§ What to work on:
Each line of the material below should be retyped precisely as it appears.

§ Records for the task:
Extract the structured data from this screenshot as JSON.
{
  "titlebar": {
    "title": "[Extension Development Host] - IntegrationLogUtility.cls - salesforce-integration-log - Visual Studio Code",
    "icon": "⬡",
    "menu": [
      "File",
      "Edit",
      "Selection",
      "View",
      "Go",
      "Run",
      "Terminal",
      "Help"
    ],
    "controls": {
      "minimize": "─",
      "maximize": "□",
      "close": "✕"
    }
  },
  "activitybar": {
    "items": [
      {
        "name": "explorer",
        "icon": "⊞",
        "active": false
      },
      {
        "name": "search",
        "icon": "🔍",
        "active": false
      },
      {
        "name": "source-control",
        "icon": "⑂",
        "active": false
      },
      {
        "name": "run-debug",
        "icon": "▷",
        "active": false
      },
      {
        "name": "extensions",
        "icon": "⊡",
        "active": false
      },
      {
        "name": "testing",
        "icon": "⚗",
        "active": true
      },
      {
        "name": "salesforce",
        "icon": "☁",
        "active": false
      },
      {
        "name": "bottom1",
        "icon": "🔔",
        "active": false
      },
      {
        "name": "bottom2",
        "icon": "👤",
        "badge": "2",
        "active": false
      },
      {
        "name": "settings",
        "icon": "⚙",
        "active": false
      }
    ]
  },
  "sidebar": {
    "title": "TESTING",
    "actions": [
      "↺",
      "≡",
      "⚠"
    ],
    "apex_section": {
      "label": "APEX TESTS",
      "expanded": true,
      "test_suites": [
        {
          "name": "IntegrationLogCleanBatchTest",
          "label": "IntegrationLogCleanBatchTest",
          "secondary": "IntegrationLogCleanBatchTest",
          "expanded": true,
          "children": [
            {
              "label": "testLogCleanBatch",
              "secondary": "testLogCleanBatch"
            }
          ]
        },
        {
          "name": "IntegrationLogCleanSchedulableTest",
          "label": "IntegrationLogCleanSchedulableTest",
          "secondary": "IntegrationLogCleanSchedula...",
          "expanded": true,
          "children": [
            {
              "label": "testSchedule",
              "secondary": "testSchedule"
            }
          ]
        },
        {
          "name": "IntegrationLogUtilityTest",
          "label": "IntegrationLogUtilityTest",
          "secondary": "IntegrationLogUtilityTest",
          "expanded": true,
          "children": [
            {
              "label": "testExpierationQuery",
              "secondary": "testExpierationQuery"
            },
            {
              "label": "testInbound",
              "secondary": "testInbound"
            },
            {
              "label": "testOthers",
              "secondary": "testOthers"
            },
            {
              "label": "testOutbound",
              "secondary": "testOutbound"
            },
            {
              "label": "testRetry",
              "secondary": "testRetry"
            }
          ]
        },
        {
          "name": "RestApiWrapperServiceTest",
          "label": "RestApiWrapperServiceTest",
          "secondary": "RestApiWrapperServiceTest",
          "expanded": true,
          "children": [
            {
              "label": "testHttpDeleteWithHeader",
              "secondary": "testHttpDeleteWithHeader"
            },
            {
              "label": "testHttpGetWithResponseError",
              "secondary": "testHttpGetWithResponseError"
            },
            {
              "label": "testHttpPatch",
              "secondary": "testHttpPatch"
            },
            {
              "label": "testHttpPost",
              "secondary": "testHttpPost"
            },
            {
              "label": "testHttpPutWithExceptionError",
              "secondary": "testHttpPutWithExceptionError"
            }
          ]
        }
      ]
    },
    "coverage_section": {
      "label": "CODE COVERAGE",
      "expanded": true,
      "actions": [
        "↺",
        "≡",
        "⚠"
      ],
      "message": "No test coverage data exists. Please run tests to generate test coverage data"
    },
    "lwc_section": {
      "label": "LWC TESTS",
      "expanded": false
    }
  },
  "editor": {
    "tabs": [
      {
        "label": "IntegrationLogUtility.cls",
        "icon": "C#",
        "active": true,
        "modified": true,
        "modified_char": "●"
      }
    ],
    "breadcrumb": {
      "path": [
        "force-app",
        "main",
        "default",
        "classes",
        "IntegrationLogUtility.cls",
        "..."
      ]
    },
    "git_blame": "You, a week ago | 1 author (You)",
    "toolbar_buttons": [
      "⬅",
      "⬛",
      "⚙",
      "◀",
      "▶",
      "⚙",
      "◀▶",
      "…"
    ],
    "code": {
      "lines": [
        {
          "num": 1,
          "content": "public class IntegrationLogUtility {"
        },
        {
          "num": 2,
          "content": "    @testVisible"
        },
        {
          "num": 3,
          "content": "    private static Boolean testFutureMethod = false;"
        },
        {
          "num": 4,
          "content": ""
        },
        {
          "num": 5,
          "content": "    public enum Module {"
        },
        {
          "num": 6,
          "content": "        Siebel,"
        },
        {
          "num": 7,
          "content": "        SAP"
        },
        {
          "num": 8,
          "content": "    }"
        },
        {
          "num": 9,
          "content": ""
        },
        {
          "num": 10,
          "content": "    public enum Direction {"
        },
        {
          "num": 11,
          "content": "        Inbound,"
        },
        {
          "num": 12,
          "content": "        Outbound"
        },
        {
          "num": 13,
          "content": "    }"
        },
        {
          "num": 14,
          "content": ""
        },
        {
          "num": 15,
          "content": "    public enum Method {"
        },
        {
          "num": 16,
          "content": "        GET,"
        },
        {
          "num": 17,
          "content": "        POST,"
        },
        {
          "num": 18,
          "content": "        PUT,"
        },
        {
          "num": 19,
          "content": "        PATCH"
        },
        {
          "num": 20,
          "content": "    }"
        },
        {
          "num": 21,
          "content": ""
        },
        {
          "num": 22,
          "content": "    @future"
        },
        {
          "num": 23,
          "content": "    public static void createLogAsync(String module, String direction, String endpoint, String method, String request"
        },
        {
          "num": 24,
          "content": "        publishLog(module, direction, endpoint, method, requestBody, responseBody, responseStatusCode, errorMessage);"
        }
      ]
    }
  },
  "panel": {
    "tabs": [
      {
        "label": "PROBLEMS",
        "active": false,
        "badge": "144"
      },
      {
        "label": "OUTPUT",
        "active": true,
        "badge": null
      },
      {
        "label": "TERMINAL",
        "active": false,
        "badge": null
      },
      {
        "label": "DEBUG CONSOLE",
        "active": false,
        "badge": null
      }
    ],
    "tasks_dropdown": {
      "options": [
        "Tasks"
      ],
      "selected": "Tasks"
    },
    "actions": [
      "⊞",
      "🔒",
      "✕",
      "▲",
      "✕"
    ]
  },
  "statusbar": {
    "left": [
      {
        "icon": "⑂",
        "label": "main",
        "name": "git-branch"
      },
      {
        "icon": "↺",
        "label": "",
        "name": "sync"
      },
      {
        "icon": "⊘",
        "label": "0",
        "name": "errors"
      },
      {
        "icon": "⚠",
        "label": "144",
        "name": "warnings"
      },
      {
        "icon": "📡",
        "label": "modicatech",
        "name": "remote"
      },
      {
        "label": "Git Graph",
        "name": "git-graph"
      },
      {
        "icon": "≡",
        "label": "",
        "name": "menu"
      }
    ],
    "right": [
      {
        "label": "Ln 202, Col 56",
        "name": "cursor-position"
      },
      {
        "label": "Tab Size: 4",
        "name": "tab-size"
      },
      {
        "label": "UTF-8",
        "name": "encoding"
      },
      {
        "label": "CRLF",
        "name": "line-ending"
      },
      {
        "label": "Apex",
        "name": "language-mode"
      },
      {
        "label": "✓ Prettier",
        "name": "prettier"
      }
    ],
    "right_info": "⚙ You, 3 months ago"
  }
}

§ Solution to this task:
Extract the structured data from this screenshot as JSON.
{
  "titlebar": {
    "title": "[Extension Development Host] - IntegrationLogUtility.cls - salesforce-integration-log - Visual Studio Code",
    "icon": "⬡",
    "menu": [
      "File",
      "Edit",
      "Selection",
      "View",
      "Go",
      "Run",
      "Terminal",
      "Help"
    ],
    "controls": {
      "minimize": "─",
      "maximize": "□",
      "close": "✕"
    }
  },
  "activitybar": {
    "items": [
      {
        "name": "explorer",
        "icon": "⊞",
        "active": false
      },
      {
        "name": "search",
        "icon": "🔍",
        "active": false
      },
      {
        "name": "source-control",
        "icon": "⑂",
        "active": false
      },
      {
        "name": "run-debug",
        "icon": "▷",
        "active": false
      },
      {
        "name": "extensions",
        "icon": "⊡",
        "active": false
      },
      {
        "name": "testing",
        "icon": "⚗",
        "active": true
      },
      {
        "name": "salesforce",
        "icon": "☁",
        "active": false
      },
      {
        "name": "bottom1",
        "icon": "🔔",
        "active": false
      },
      {
        "name": "bottom2",
        "icon": "👤",
        "badge": "2",
        "active": false
      },
      {
        "name": "settings",
        "icon": "⚙",
        "active": false
      }
    ]
  },
  "sidebar": {
    "title": "TESTING",
    "actions": [
      "↺",
      "≡",
      "⚠"
    ],
    "apex_section": {
      "label": "APEX TESTS",
      "expanded": true,
      "test_suites": [
        {
          "name": "IntegrationLogCleanBatchTest",
          "label": "IntegrationLogCleanBatchTest",
          "secondary": "IntegrationLogCleanBatchTest",
          "expanded": true,
          "children": [
            {
              "label": "testLogCleanBatch",
              "secondary": "testLogCleanBatch"
            }
          ]
        },
        {
          "name": "IntegrationLogCleanSchedulableTest",
          "label": "IntegrationLogCleanSchedulableTest",
          "secondary": "IntegrationLogCleanSchedula...",
          "expanded": true,
          "children": [
            {
              "label": "testSchedule",
              "secondary": "testSchedule"
            }
          ]
        },
        {
          "name": "IntegrationLogUtilityTest",
          "label": "IntegrationLogUtilityTest",
          "secondary": "IntegrationLogUtilityTest",
          "expanded": true,
          "children": [
            {
              "label": "testExpierationQuery",
              "secondary": "testExpierationQuery"
            },
            {
              "label": "testInbound",
              "secondary": "testInbound"
            },
            {
              "label": "testOthers",
              "secondary": "testOthers"
            },
            {
              "label": "testOutbound",
              "secondary": "testOutbound"
            },
            {
              "label": "testRetry",
              "secondary": "testRetry"
            }
          ]
        },
        {
          "name": "RestApiWrapperServiceTest",
          "label": "RestApiWrapperServiceTest",
          "secondary": "RestApiWrapperServiceTest",
          "expanded": true,
          "children": [
            {
              "label": "testHttpDeleteWithHeader",
              "secondary": "testHttpDeleteWithHeader"
            },
            {
              "label": "testHttpGetWithResponseError",
              "secondary": "testHttpGetWithResponseError"
            },
            {
              "label": "testHttpPatch",
              "secondary": "testHttpPatch"
            },
            {
              "label": "testHttpPost",
              "secondary": "testHttpPost"
            },
            {
              "label": "testHttpPutWithExceptionError",
              "secondary": "testHttpPutWithExceptionError"
            }
          ]
        }
      ]
    },
    "coverage_section": {
      "label": "CODE COVERAGE",
      "expanded": true,
      "actions": [
        "↺",
        "≡",
        "⚠"
      ],
      "message": "No test coverage data exists. Please run tests to generate test coverage data"
    },
    "lwc_section": {
      "label": "LWC TESTS",
      "expanded": false
    }
  },
  "editor": {
    "tabs": [
      {
        "label": "IntegrationLogUtility.cls",
        "icon": "C#",
        "active": true,
        "modified": true,
        "modified_char": "●"
      }
    ],
    "breadcrumb": {
      "path": [
        "force-app",
        "main",
        "default",
        "classes",
        "IntegrationLogUtility.cls",
        "..."
      ]
    },
    "git_blame": "You, a week ago | 1 author (You)",
    "toolbar_buttons": [
      "⬅",
      "⬛",
      "⚙",
      "◀",
      "▶",
      "⚙",
      "◀▶",
      "…"
    ],
    "code": {
      "lines": [
        {
          "num": 1,
          "content": "public class IntegrationLogUtility {"
        },
        {
          "num": 2,
          "content": "    @testVisible"
        },
        {
          "num": 3,
          "content": "    private static Boolean testFutureMethod = false;"
        },
        {
          "num": 4,
          "content": ""
        },
        {
          "num": 5,
          "content": "    public enum Module {"
        },
        {
          "num": 6,
          "content": "        Siebel,"
        },
        {
          "num": 7,
          "content": "        SAP"
        },
        {
          "num": 8,
          "content": "    }"
        },
        {
          "num": 9,
          "content": ""
        },
        {
          "num": 10,
          "content": "    public enum Direction {"
        },
        {
          "num": 11,
          "content": "        Inbound,"
        },
        {
          "num": 12,
          "content": "        Outbound"
        },
        {
          "num": 13,
          "content": "    }"
        },
        {
          "num": 14,
          "content": ""
        },
        {
          "num": 15,
          "content": "    public enum Method {"
        },
        {
          "num": 16,
          "content": "        GET,"
        },
        {
          "num": 17,
          "content": "        POST,"
        },
        {
          "num": 18,
          "content": "        PUT,"
        },
        {
          "num": 19,
          "content": "        PATCH"
        },
        {
          "num": 20,
          "content": "    }"
        },
        {
          "num": 21,
          "content": ""
        },
        {
          "num": 22,
          "content": "    @future"
        },
        {
          "num": 23,
          "content": "    public static void createLogAsync(String module, String direction, String endpoint, String method, String request"
        },
        {
          "num": 24,
          "content": "        publishLog(module, direction, endpoint, method, requestBody, responseBody, responseStatusCode, errorMessage);"
        }
      ]
    }
  },
  "panel": {
    "tabs": [
      {
        "label": "PROBLEMS",
        "active": false,
        "badge": "144"
      },
      {
        "label": "OUTPUT",
        "active": true,
        "badge": null
      },
      {
        "label": "TERMINAL",
        "active": false,
        "badge": null
      },
      {
        "label": "DEBUG CONSOLE",
        "active": false,
        "badge": null
      }
    ],
    "tasks_dropdown": {
      "options": [
        "Tasks"
      ],
      "selected": "Tasks"
    },
    "actions": [
      "⊞",
      "🔒",
      "✕",
      "▲",
      "✕"
    ]
  },
  "statusbar": {
    "left": [
      {
        "icon": "⑂",
        "label": "main",
        "name": "git-branch"
      },
      {
        "icon": "↺",
        "label": "",
        "name": "sync"
      },
      {
        "icon": "⊘",
        "label": "0",
        "name": "errors"
      },
      {
        "icon": "⚠",
        "label": "144",
        "name": "warnings"
      },
      {
        "icon": "📡",
        "label": "modicatech",
        "name": "remote"
      },
      {
        "label": "Git Graph",
        "name": "git-graph"
      },
      {
        "icon": "≡",
        "label": "",
        "name": "menu"
      }
    ],
    "right": [
      {
        "label": "Ln 202, Col 56",
        "name": "cursor-position"
      },
      {
        "label": "Tab Size: 4",
        "name": "tab-size"
      },
      {
        "label": "UTF-8",
        "name": "encoding"
      },
      {
        "label": "CRLF",
        "name": "line-ending"
      },
      {
        "label": "Apex",
        "name": "language-mode"
      },
      {
        "label": "✓ Prettier",
        "name": "prettier"
      }
    ],
    "right_info": "⚙ You, 3 months ago"
  }
}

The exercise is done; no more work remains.